Every line of the material must come back exactly as given.

LISTED ENTRIES:

==============================

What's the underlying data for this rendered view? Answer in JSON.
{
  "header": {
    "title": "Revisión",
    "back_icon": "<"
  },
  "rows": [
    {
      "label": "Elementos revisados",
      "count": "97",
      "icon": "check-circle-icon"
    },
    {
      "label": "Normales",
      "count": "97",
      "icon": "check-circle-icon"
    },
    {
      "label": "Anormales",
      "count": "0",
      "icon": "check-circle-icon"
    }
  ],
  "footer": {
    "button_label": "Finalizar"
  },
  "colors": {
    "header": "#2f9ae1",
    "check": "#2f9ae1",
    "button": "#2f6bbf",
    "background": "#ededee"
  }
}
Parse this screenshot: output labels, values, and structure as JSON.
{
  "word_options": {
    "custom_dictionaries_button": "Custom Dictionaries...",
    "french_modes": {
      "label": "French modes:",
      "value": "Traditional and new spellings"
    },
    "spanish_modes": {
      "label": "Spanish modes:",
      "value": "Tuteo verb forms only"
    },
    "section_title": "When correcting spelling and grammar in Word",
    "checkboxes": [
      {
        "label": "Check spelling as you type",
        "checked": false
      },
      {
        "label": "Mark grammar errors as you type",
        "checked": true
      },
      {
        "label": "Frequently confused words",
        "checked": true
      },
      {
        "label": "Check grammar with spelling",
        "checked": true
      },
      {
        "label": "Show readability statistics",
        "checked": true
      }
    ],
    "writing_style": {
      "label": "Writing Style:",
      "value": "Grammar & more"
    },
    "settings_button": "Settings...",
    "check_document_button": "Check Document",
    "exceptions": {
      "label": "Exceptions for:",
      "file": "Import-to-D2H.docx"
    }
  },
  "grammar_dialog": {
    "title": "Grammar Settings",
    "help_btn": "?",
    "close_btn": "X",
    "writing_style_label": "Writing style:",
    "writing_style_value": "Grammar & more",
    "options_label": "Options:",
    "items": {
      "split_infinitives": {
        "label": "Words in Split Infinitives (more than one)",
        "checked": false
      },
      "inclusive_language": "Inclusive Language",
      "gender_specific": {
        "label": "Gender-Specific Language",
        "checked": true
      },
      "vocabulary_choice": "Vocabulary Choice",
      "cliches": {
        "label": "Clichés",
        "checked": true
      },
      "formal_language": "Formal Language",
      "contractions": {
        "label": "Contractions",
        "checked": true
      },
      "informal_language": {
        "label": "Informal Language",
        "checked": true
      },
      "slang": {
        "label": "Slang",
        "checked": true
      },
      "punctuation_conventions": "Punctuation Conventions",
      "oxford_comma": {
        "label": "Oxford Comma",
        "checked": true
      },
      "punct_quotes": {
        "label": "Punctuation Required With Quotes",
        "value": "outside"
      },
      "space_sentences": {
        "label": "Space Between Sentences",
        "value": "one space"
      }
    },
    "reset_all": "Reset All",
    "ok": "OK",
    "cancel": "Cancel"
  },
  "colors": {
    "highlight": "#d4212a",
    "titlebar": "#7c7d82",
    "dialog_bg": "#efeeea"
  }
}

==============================

ANSWER TO THIS EXERCISE:
What's the underlying data for this rendered view? Answer in JSON.
{
  "header": {
    "title": "Revisión",
    "back_icon": "<"
  },
  "rows": [
    {
      "label": "Elementos revisados",
      "count": "97",
      "icon": "check-circle-icon"
    },
    {
      "label": "Normales",
      "count": "97",
      "icon": "check-circle-icon"
    },
    {
      "label": "Anormales",
      "count": "0",
      "icon": "check-circle-icon"
    }
  ],
  "footer": {
    "button_label": "Finalizar"
  },
  "colors": {
    "header": "#2f9ae1",
    "check": "#2f9ae1",
    "button": "#2f6bbf",
    "background": "#ededee"
  }
}
Parse this screenshot: output labels, values, and structure as JSON.
{
  "word_options": {
    "custom_dictionaries_button": "Custom Dictionaries...",
    "french_modes": {
      "label": "French modes:",
      "value": "Traditional and new spellings"
    },
    "spanish_modes": {
      "label": "Spanish modes:",
      "value": "Tuteo verb forms only"
    },
    "section_title": "When correcting spelling and grammar in Word",
    "checkboxes": [
      {
        "label": "Check spelling as you type",
        "checked": false
      },
      {
        "label": "Mark grammar errors as you type",
        "checked": true
      },
      {
        "label": "Frequently confused words",
        "checked": true
      },
      {
        "label": "Check grammar with spelling",
        "checked": true
      },
      {
        "label": "Show readability statistics",
        "checked": true
      }
    ],
    "writing_style": {
      "label": "Writing Style:",
      "value": "Grammar & more"
    },
    "settings_button": "Settings...",
    "check_document_button": "Check Document",
    "exceptions": {
      "label": "Exceptions for:",
      "file": "Import-to-D2H.docx"
    }
  },
  "grammar_dialog": {
    "title": "Grammar Settings",
    "help_btn": "?",
    "close_btn": "X",
    "writing_style_label": "Writing style:",
    "writing_style_value": "Grammar & more",
    "options_label": "Options:",
    "items": {
      "split_infinitives": {
        "label": "Words in Split Infinitives (more than one)",
        "checked": false
      },
      "inclusive_language": "Inclusive Language",
      "gender_specific": {
        "label": "Gender-Specific Language",
        "checked": true
      },
      "vocabulary_choice": "Vocabulary Choice",
      "cliches": {
        "label": "Clichés",
        "checked": true
      },
      "formal_language": "Formal Language",
      "contractions": {
        "label": "Contractions",
        "checked": true
      },
      "informal_language": {
        "label": "Informal Language",
        "checked": true
      },
      "slang": {
        "label": "Slang",
        "checked": true
      },
      "punctuation_conventions": "Punctuation Conventions",
      "oxford_comma": {
        "label": "Oxford Comma",
        "checked": true
      },
      "punct_quotes": {
        "label": "Punctuation Required With Quotes",
        "value": "outside"
      },
      "space_sentences": {
        "label": "Space Between Sentences",
        "value": "one space"
      }
    },
    "reset_all": "Reset All",
    "ok": "OK",
    "cancel": "Cancel"
  },
  "colors": {
    "highlight": "#d4212a",
    "titlebar": "#7c7d82",
    "dialog_bg": "#efeeea"
  }
}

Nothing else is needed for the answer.